▶ TASK ITEM
Every line of the data that contains the string "JSON" must be copied.
BEGIN STUDY MATERIAL
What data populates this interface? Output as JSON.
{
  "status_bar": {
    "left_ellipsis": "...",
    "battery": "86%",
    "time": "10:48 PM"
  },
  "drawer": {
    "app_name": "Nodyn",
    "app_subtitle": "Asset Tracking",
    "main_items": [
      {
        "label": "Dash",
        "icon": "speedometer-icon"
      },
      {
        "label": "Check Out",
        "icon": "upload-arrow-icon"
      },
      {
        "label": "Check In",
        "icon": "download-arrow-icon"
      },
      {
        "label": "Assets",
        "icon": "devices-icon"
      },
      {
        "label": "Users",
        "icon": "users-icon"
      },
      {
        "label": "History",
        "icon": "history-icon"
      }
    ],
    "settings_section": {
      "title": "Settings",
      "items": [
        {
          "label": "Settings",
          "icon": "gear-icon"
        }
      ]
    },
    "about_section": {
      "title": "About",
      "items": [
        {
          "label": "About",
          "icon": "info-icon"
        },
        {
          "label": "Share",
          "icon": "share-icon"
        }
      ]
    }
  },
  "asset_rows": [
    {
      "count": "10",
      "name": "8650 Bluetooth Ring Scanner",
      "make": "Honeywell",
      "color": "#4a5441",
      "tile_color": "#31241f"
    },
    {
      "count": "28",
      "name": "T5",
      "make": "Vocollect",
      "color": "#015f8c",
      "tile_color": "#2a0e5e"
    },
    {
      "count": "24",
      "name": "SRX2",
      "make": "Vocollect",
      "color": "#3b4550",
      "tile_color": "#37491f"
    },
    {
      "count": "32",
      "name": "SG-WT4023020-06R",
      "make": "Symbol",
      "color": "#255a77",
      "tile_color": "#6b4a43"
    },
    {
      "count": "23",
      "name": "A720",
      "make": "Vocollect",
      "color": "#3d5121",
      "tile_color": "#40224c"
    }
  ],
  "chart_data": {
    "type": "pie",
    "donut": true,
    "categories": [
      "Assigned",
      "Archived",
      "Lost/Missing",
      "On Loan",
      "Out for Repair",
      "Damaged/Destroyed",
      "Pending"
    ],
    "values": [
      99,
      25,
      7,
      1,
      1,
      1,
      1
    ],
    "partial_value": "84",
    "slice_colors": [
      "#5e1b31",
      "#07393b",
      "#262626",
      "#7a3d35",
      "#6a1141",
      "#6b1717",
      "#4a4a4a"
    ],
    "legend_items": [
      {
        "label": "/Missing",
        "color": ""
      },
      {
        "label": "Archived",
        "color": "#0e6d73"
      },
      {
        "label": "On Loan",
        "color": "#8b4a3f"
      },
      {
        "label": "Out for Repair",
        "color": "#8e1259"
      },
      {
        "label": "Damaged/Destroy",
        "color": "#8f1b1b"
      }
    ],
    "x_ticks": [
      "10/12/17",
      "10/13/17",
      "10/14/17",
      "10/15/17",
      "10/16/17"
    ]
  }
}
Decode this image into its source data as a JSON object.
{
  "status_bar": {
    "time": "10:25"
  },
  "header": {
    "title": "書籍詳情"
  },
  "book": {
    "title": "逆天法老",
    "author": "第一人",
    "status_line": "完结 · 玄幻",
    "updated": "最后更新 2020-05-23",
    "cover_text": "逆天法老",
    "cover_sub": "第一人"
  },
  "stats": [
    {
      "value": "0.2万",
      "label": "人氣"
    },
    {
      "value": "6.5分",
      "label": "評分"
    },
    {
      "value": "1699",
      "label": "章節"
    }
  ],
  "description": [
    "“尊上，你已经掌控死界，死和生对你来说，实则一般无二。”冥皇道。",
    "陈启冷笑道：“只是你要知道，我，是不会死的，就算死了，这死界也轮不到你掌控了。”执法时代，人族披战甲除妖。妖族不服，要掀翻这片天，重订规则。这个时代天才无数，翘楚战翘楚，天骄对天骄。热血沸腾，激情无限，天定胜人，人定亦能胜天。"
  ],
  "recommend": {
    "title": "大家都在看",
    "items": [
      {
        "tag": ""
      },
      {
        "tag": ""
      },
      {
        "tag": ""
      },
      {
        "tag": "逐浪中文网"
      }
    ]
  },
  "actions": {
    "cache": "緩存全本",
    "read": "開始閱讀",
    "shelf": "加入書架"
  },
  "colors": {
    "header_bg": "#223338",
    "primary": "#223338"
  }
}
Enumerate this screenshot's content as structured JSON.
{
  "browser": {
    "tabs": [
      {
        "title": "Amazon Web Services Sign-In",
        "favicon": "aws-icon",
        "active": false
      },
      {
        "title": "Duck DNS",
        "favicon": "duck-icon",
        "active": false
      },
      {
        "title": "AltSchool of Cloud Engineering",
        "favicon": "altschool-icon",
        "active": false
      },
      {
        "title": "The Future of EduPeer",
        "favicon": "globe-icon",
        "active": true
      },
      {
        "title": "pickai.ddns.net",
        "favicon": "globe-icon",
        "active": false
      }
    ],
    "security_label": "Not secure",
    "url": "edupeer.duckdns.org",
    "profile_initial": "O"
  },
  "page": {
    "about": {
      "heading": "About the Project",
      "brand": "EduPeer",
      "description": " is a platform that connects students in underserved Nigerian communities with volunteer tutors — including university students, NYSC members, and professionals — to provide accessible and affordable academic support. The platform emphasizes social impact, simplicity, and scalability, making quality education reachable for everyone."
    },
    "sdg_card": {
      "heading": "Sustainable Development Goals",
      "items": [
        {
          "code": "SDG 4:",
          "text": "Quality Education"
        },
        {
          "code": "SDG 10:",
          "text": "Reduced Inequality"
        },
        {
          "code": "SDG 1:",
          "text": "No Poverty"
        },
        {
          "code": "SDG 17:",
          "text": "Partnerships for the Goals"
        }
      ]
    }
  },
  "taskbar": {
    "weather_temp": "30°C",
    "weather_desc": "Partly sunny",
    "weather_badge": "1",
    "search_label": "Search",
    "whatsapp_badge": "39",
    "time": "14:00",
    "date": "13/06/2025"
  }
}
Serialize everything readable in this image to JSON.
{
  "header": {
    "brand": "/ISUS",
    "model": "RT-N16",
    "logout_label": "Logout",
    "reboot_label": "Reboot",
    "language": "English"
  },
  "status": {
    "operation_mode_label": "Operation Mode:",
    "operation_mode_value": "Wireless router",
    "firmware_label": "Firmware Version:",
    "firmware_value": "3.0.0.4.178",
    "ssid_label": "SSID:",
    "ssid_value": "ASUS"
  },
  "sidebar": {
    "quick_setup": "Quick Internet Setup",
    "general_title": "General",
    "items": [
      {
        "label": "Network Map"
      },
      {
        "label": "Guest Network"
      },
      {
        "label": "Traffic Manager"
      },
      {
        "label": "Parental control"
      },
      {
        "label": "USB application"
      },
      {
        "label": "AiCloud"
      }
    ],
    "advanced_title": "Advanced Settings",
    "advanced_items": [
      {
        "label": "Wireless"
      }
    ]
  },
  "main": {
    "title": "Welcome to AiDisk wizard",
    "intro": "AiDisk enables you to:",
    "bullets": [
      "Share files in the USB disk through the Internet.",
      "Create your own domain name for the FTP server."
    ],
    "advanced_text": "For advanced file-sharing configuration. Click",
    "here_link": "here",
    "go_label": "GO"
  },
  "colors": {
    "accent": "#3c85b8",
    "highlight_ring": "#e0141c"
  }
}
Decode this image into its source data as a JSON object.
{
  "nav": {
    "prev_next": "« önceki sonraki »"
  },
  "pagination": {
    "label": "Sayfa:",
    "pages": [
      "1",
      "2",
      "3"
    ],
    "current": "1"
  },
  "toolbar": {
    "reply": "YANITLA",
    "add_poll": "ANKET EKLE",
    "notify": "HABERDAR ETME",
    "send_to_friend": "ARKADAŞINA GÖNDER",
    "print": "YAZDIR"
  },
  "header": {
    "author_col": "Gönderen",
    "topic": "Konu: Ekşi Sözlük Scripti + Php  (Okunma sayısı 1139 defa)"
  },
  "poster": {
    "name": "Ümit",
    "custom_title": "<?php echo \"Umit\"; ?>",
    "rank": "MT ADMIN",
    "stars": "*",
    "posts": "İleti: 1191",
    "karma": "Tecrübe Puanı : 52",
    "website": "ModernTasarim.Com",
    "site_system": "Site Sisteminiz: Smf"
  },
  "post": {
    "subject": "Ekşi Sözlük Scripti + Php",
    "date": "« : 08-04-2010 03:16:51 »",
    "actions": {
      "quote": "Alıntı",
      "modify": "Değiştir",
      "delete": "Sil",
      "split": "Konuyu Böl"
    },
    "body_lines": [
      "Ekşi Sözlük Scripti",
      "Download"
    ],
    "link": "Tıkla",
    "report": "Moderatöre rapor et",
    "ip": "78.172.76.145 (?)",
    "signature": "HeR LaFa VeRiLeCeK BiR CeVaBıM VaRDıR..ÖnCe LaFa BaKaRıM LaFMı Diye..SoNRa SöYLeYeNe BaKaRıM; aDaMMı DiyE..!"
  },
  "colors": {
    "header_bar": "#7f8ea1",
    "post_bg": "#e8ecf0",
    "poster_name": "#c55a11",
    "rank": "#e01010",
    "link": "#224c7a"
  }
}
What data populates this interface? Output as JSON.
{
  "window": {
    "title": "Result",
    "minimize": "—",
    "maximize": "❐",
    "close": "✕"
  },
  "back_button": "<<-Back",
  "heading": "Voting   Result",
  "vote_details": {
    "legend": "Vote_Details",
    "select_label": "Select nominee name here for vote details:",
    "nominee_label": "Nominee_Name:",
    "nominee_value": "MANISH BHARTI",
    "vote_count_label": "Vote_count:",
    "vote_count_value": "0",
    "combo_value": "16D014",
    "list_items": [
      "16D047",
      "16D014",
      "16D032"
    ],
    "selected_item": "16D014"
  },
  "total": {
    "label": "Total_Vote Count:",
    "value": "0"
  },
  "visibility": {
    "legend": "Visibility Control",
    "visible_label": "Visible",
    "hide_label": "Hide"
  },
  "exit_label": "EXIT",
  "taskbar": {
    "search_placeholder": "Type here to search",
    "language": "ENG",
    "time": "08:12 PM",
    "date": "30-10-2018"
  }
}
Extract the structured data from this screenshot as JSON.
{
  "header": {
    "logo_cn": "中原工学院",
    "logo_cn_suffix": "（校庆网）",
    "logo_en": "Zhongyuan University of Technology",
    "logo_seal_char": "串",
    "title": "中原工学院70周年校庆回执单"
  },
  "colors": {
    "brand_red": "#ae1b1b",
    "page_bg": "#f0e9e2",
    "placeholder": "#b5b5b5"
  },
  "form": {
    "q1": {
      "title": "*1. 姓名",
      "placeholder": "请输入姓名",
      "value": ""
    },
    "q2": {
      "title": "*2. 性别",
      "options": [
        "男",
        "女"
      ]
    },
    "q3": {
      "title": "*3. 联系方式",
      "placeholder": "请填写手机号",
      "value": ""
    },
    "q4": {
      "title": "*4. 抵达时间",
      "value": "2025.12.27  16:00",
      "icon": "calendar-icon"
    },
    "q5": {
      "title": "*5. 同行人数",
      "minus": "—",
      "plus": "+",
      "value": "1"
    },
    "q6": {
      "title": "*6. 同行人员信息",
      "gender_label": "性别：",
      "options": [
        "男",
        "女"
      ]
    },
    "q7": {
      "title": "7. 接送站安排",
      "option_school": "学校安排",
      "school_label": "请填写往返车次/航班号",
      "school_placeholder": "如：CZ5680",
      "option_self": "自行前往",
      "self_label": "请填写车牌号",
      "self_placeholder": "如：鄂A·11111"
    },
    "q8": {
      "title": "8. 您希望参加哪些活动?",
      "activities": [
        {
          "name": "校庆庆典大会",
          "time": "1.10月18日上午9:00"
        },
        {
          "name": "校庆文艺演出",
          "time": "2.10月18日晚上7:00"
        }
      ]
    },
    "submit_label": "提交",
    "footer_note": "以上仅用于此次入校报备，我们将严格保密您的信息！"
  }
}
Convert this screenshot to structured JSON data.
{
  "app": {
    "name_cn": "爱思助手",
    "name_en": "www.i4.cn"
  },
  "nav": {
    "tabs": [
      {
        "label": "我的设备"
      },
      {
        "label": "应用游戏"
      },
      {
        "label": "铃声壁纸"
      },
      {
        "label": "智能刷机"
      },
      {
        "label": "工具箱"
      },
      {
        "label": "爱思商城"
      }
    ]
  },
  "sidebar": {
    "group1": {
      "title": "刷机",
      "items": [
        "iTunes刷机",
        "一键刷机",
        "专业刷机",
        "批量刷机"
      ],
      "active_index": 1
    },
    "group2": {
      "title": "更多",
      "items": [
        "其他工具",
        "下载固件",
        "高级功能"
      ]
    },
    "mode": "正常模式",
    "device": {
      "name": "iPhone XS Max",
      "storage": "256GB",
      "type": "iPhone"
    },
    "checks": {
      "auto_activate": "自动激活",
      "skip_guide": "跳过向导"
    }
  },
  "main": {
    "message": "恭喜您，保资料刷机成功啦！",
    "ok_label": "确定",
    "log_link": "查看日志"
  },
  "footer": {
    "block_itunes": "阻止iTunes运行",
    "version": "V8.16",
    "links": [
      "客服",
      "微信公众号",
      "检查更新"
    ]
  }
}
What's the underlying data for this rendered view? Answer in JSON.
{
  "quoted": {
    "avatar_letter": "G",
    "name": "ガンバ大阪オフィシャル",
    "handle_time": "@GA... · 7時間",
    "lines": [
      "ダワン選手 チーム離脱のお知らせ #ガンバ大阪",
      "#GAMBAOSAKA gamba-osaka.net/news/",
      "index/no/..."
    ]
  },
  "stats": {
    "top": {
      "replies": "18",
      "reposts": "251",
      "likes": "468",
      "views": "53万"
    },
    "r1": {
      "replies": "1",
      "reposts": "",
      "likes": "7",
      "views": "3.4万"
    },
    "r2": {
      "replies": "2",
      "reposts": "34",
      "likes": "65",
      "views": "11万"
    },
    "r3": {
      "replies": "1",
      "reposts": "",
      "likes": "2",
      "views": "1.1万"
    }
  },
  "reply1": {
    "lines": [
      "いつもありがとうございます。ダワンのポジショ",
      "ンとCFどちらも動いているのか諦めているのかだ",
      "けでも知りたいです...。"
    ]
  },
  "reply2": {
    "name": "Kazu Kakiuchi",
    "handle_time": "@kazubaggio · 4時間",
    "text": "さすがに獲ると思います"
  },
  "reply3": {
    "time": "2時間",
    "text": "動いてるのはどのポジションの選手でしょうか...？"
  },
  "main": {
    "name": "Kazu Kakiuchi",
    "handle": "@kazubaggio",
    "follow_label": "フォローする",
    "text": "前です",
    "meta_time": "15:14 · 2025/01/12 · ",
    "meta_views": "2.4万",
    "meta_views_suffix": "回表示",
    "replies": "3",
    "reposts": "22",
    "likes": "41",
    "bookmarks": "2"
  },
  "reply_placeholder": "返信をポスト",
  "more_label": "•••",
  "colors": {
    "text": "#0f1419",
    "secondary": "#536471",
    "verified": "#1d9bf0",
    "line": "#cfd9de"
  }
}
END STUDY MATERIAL
▶ RESPONSE TO THE EXERCISE
What data populates this interface? Output as JSON.
Decode this image into its source data as a JSON object.
Enumerate this screenshot's content as structured JSON.
Serialize everything readable in this image to JSON.
Decode this image into its source data as a JSON object.
What data populates this interface? Output as JSON.
Extract the structured data from this screenshot as JSON.
Convert this screenshot to structured JSON data.
What's the underlying data for this rendered view? Answer in JSON.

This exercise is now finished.